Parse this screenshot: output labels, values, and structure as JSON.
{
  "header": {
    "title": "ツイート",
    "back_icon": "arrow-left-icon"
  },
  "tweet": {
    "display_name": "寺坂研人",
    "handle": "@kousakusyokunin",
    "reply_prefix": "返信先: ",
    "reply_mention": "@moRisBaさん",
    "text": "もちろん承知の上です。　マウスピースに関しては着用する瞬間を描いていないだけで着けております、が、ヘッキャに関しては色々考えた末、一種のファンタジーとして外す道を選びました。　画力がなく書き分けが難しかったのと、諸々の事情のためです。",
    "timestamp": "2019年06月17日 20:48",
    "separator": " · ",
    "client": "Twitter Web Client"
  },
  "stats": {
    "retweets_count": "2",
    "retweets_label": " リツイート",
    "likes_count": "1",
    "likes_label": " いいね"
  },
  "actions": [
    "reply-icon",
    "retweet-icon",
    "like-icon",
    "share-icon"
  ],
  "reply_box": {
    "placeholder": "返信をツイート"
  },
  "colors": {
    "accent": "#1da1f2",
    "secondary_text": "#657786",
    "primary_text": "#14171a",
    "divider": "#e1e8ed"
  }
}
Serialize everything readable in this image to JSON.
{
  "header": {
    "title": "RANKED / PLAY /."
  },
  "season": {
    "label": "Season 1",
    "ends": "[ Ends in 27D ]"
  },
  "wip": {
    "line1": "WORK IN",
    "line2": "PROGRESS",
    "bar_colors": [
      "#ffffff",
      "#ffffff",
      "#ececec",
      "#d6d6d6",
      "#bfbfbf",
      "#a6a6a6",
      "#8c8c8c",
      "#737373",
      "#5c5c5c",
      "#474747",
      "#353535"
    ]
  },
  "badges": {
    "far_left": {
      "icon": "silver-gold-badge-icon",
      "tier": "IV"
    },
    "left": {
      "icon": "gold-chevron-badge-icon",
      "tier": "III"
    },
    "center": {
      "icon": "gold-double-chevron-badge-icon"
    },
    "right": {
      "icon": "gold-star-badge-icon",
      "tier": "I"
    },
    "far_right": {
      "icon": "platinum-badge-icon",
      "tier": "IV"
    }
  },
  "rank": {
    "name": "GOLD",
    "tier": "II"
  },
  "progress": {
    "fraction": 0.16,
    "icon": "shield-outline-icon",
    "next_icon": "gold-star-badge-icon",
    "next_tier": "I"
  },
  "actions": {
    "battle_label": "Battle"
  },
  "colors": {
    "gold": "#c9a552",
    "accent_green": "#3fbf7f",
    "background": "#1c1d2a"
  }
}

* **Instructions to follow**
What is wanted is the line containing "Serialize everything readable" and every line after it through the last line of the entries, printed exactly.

* **Expected answer**
Serialize everything readable in this image to JSON.
{
  "header": {
    "title": "RANKED / PLAY /."
  },
  "season": {
    "label": "Season 1",
    "ends": "[ Ends in 27D ]"
  },
  "wip": {
    "line1": "WORK IN",
    "line2": "PROGRESS",
    "bar_colors": [
      "#ffffff",
      "#ffffff",
      "#ececec",
      "#d6d6d6",
      "#bfbfbf",
      "#a6a6a6",
      "#8c8c8c",
      "#737373",
      "#5c5c5c",
      "#474747",
      "#353535"
    ]
  },
  "badges": {
    "far_left": {
      "icon": "silver-gold-badge-icon",
      "tier": "IV"
    },
    "left": {
      "icon": "gold-chevron-badge-icon",
      "tier": "III"
    },
    "center": {
      "icon": "gold-double-chevron-badge-icon"
    },
    "right": {
      "icon": "gold-star-badge-icon",
      "tier": "I"
    },
    "far_right": {
      "icon": "platinum-badge-icon",
      "tier": "IV"
    }
  },
  "rank": {
    "name": "GOLD",
    "tier": "II"
  },
  "progress": {
    "fraction": 0.16,
    "icon": "shield-outline-icon",
    "next_icon": "gold-star-badge-icon",
    "next_tier": "I"
  },
  "actions": {
    "battle_label": "Battle"
  },
  "colors": {
    "gold": "#c9a552",
    "accent_green": "#3fbf7f",
    "background": "#1c1d2a"
  }
}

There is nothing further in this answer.